“They are partly funded by the Missouri Department of Public Safety State Cyber Crimes grant and Missouri Internet Crimes against Children Task Force,” said Griggs. “They are part of the Division of the Drug and Crime Control and they handle these types of investigations.”
Griggs added the Division of Drug and Crime Control encourages internet users to promptly report anyone who attempts to engage in unwanted, inappropriate or sexualized communications with children to the patrol or local law enforcement.
To report any such behavior, the MSHP can be reached at 636-300-2800 or Central Dispatch can be reached at 573-431-3131.
Carrow is being held in the St. Francois County Jail on a $150,000 bond.
Upon Mayor Dustin Winick's request, a vacancy on the Leadington Board of Aldermen was filled Tuesday night by local businessman Gary McKinney, owner of the Keystone Villas apartment complex.
He was appointed to fill the spot left by Brad Luckey, who was elected to his first term as alderman in April 2017 but resigned in October after moving from the city. McKinney is running unopposed for Luckey's one-year unexpired term in the April 3 municipal election.
Following the board's passing of the motion to place McKinney on the board, City Clerk Debbie Eggers led him in the oath of office and he took his position at the aldermen's table.
Winick informed the aldermen that the Woodlawn Drive Widening Project was denied a Community Development Block Grant, but said he intended to contact Margaret Yates, grant administrator with the Southeast Missouri Regional Planning Commission, to find out if the city can submit a reapplication.
Winick told board members that no bids had been received for the Penny Lane lighting project, but said he met with an Ameren employee about it and believes the city can do the job. Winick said he would find out what the price will be to add a third light to the project and bring it to the March meeting.
In a discussion held regarding Woodlawn Cemetery lawn care, Winick listed work that could be performed through the Prison Work Release Program. Alderman Casie Braddy made a motion to put the cemetery lawn care out for bid and the motion carried.

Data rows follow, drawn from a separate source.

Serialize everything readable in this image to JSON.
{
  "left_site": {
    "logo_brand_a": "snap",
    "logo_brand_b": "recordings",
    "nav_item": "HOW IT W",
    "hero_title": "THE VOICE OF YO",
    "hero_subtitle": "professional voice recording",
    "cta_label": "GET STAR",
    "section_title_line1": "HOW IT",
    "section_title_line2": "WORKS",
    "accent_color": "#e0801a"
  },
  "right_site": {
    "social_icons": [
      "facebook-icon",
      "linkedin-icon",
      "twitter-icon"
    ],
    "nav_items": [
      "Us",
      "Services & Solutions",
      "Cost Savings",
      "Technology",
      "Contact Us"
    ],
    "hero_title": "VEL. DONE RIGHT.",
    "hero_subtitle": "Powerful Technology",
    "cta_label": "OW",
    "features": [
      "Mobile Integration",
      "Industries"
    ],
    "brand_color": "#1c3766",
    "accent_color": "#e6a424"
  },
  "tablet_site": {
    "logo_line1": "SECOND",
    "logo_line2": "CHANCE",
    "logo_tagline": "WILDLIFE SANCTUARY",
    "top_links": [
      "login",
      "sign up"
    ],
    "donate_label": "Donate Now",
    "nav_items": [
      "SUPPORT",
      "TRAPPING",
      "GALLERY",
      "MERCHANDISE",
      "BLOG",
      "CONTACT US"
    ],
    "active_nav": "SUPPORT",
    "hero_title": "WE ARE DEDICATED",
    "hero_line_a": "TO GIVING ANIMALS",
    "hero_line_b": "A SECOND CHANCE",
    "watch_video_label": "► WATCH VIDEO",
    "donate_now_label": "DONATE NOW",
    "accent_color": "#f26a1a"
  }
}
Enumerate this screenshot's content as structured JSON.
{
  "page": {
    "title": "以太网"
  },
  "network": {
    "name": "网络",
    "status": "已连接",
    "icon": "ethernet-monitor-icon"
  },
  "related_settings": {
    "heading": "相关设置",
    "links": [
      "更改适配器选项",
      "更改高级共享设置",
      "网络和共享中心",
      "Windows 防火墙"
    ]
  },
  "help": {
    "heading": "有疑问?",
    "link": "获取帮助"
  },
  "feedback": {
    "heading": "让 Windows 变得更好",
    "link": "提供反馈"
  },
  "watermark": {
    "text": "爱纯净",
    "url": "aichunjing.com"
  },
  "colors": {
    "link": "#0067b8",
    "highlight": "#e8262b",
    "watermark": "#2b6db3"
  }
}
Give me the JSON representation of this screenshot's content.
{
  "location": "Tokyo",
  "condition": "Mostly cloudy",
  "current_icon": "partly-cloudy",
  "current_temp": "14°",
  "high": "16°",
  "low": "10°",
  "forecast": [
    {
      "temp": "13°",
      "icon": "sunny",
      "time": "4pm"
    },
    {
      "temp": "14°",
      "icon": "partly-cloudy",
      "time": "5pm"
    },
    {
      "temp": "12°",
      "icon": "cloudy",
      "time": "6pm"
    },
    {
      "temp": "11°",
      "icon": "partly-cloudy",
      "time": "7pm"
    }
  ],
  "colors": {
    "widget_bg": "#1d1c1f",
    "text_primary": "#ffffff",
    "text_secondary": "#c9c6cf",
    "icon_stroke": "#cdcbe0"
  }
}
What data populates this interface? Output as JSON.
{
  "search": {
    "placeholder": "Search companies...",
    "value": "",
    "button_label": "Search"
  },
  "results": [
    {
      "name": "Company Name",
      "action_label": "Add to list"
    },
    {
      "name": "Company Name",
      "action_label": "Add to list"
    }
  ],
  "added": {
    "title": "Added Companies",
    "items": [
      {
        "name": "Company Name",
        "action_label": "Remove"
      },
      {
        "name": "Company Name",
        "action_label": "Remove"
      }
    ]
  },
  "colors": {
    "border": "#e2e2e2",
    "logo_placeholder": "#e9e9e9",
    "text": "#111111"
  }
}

A motion by Alderman Debbi Matthews was approved to put up for sale a piece of Park Hills property bequeathed to the city for the amount of $7,500.
Police Chief Dustin McKinney's request for the $2,337 purchase of software to be used with the department's mobile workstations was approved, along with two laptop mounts at an approximate cost of $140 each. A motion to cover the cost of police training at Mineral Area College for four full-time Leadington officers was also approved.
In other action, Street Department Supervisor Jackie Johnston's request to attend mosquito control training was approved; Good Friday was added as a paid holiday; the number of sick days for city employees was increased from four to five; and the city voted to opt out of the Show Me Green Sales Tax Holiday.